          All Massachusetts officials appointed; town meetings limited

          British officials could be tried only in Britain

          Governors could quarter soldiers without assembly’s approval

  Quebec Act, 1774

  General Gage made governor of Massachusetts

  First Continental Congress

          Committees of correspondence


          Declaration of Rights, 1774

Years of Crisis: 1775

  New England Restraining Act

  General Gage

          Lexington & Concord

Years of Crisis: 1775

  “Declaration of the Causes of Taking Up Arms”

  Bunker Hill

Years of Crisis: 1776

  Olive Branch Petition

  George III declares colonies in rebellion

  Tom Paine’s Common Sense


  July 4: Declaration of Independence

Declaration of Independence

  IN CONGRESS, July 4, 1776.
The unanimous Declaration of the thirteen united States of America,

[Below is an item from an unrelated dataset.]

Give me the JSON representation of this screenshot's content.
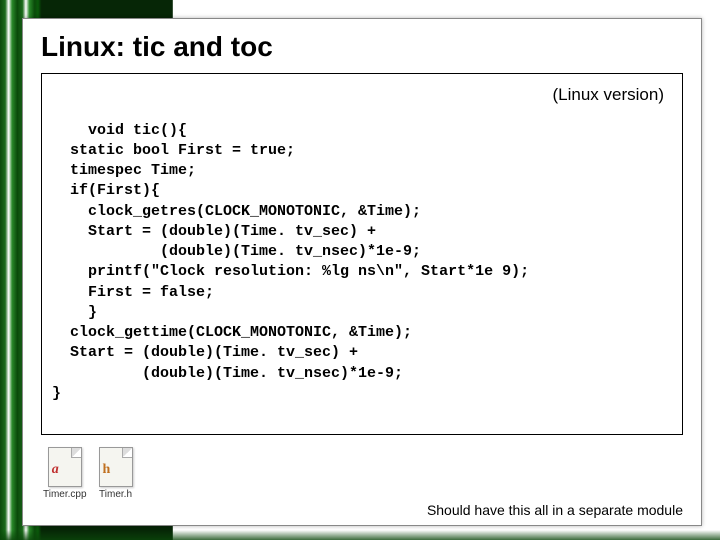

  When in the Course of human events, it becomes necessary for one people to dissolve the political bands which have connected them with another, and to assume among the powers of the earth, the separate and equal station to which the Laws of Nature and of Nature's God entitle them, a decent respect to the opinions of mankind requires that they should declare the causes which impel them to the separation.

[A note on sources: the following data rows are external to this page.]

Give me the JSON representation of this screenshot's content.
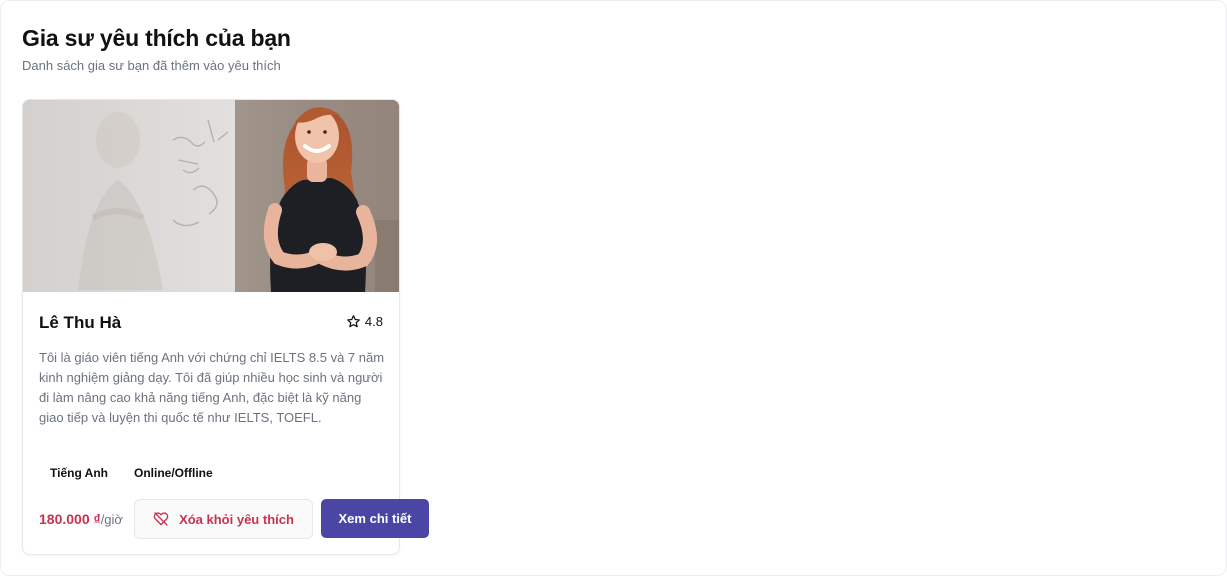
{
  "header": {
    "title": "Gia sư yêu thích của bạn",
    "subtitle": "Danh sách gia sư bạn đã thêm vào yêu thích"
  },
  "tutors": [
    {
      "name": "Lê Thu Hà",
      "rating": "4.8",
      "bio": "Tôi là giáo viên tiếng Anh với chứng chỉ IELTS 8.5 và 7 năm kinh nghiệm giảng dạy. Tôi đã giúp nhiều học sinh và người đi làm nâng cao khả năng tiếng Anh, đặc biệt là kỹ năng giao tiếp và luyện thi quốc tế như IELTS, TOEFL.",
      "tags": [
        "Tiếng Anh",
        "Online/Offline"
      ],
      "price": "180.000 ₫",
      "price_unit": "/giờ",
      "remove_label": "Xóa khỏi yêu thích",
      "detail_label": "Xem chi tiết"
    }
  ],
  "colors": {
    "accent": "#4b46a6",
    "price": "#c8324f",
    "muted": "#6b7280"
  },
  "icons": {
    "rating": "star-icon",
    "remove": "heart-off-icon"
  }
}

  We hold these truths to be self-evident, that all men are created equal, that they are endowed by their Creator with certain unalienable Rights, that among these are Life, Liberty and the pursuit of Happiness.--That to secure these rights, Governments are instituted among Men, deriving their just powers from the consent of the governed, --That whenever any Form of Government becomes destructive of these ends, it is the Right of the People to alter or to abolish it, and to institute new Government, laying its foundation on such principles and organizing its powers in such form, as to them shall seem most likely to effect their Safety and Happiness. Prudence, indeed, will dictate that Governments long established should not be changed for light and transient causes; and accordingly all experience hath shewn, that mankind are more disposed to suffer, while evils are sufferable, than to right themselves by abolishing the forms to which they are accustomed. But when a long train of abuses and usurpations, pursuing invariably the same Object evinces a design to reduce them under absolute Despotism, it is their right, it is their duty, to throw off such Government, and to provide new Guards for their future security.--Such has been the patient sufferance of these Colonies; and such is now the necessity which constrains them to alter their former Systems of Government. The history of the present King of Great Britain is a history of repeated injuries and usurpations, all having in direct object the establishment of an absolute Tyranny over these States. To prove this, let Facts be submitted to a candid world.

The Revolution begins

  Dilemma: Continental Army

          “Virtuous” militias better in theory than in battle

          Standing army of hired troops

The Revolution, 1776-1779

  Long Island defeat, 1776

          Tom Paine, The Crisis

                  “These are the times that try men’s souls: The summer soldier and the sunshine patriot will, in this crisis, shrink from the service of his country; but he that stands by it now, deserves the love and thanks of man and woman.”

          Trenton and Princeton

  Howe & Burgoyne attack 1777

          Turning point: Saratoga, 1777

  Valley Forge, 1777-78

The Revolution, 1780-1781

  Southern strategy

          Lord Cornwallis


Treaty of Paris